If that sounds exotic, you ain’t seen nothing yet; teleportation is about to get a whole lot weirder. That’s because until now, physicists have only been able to teleport single particles, one at a time. Fractal Patterns Seen in Semiconductor Magnetism : FractalFoundation.org. Fractal patterns have been observed for the first time at the quantum scale, and the implications – and applications – may be huge. Image: Roushan/Yazdani Research Group Mathematicians and physicists have known for some time that the equations that govern the magnetic phase-transition of metals will produce fractal patterns when iterated in a computer. But until now, nobody had ever seen actual fractal patterns at the nanoscale before. Now, in a serendipitous discovery, “fractal puddles” have been observed in the magnetization of semiconductors, and the discovery may lay the foundation for the emerging area of “spintronic” devices. Read more:Princeton University announcement PhysicsWorldScience Magazine (original peer-reviewed paper, full article requires $)

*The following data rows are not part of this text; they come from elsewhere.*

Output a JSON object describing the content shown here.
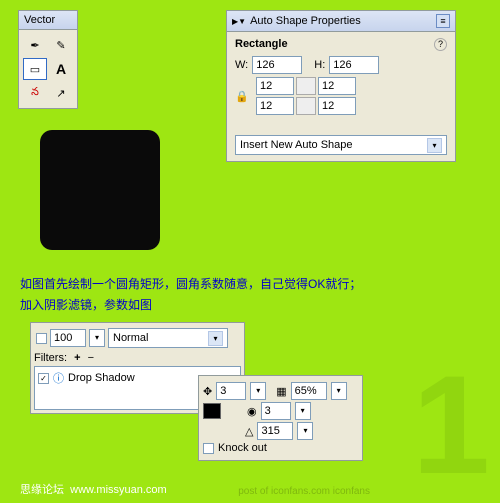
{
  "vector": {
    "title": "Vector",
    "tools": [
      "pen-a",
      "pen-b",
      "rect",
      "text",
      "redpen",
      "arrow"
    ]
  },
  "props": {
    "title": "Auto Shape Properties",
    "subtitle": "Rectangle",
    "w_label": "W:",
    "w_val": "126",
    "h_label": "H:",
    "h_val": "126",
    "c1": "12",
    "c2": "12",
    "c3": "12",
    "c4": "12",
    "dropdown": "Insert New Auto Shape"
  },
  "instructions": {
    "line1": "如图首先绘制一个圆角矩形，圆角系数随意，自己觉得OK就行；",
    "line2": "加入阴影滤镜，参数如图"
  },
  "filters": {
    "opacity": "100",
    "blend": "Normal",
    "label": "Filters:",
    "item": "Drop Shadow"
  },
  "settings": {
    "dist": "3",
    "opacity": "65%",
    "soft": "3",
    "angle": "315",
    "knock": "Knock out"
  },
  "footer": {
    "site": "思缘论坛",
    "url": "www.missyuan.com",
    "wm": "post of iconfans.com  iconfans"
  }
}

Long-Predicted Fractal Energy Pattern Observed For First Time By Physicists. Science Published on May 15th, 2013 | by Michael Ricciardi May 15th, 2013 by Michael Ricciardi Hofstadter’s butterfly in color. Physicists Discover Geometry Underlying Particle Physics. Physicists have discovered a jewel-like geometric object that dramatically simplifies calculations of particle interactions and challenges the notion that space and time are fundamental components of reality. “This is completely new and very much simpler than anything that has been done before,” said Andrew Hodges, a mathematical physicist at Oxford University who has been following the work.

Golden ratio discovered in quantum world: Hidden symmetry observed for the first time in solid state matter. Researchers from the Helmholtz-Zentrum Berlin für Materialien und Energie (HZB), in cooperation with colleagues from Oxford and Bristol Universities, as well as the Rutherford Appleton Laboratory, UK, have for the first time observed a nanoscale symmetry hidden in solid state matter. The mention of “spin” of a particle is one that... - Say It With Science. Time and Quantum Physics relationships to Phi. The Golden Ratio seems to be appearing in several places in the Quantum Physics Model. Because an electron has an electric charge and an intrinsic rotational motion, or spin, it behaves in some respects like a small bar magnet and is said to have a magnetic moment. Because the electron also has mass, it behaves in some respects like a spinning top, and is said to have spin angular momentum.

Double time-reversal asymmetry could explain weird material behavior. Discovering Light. As of July 1, 2013 ThinkQuest has been discontinued. Waves. As of July 1, 2013 ThinkQuest has been discontinued. Wave Motion Interference. Physics of Electromagnetic Waves.

Bohm's Gnosis: The Implicate Order. Quantum Bayesianism Explained by its Founder. Christopher Fuchs describes physics as “a dynamic interplay between storytelling and equation writing. Quantum mechanics 101: Demystifying tough physics in 4 easy lessons.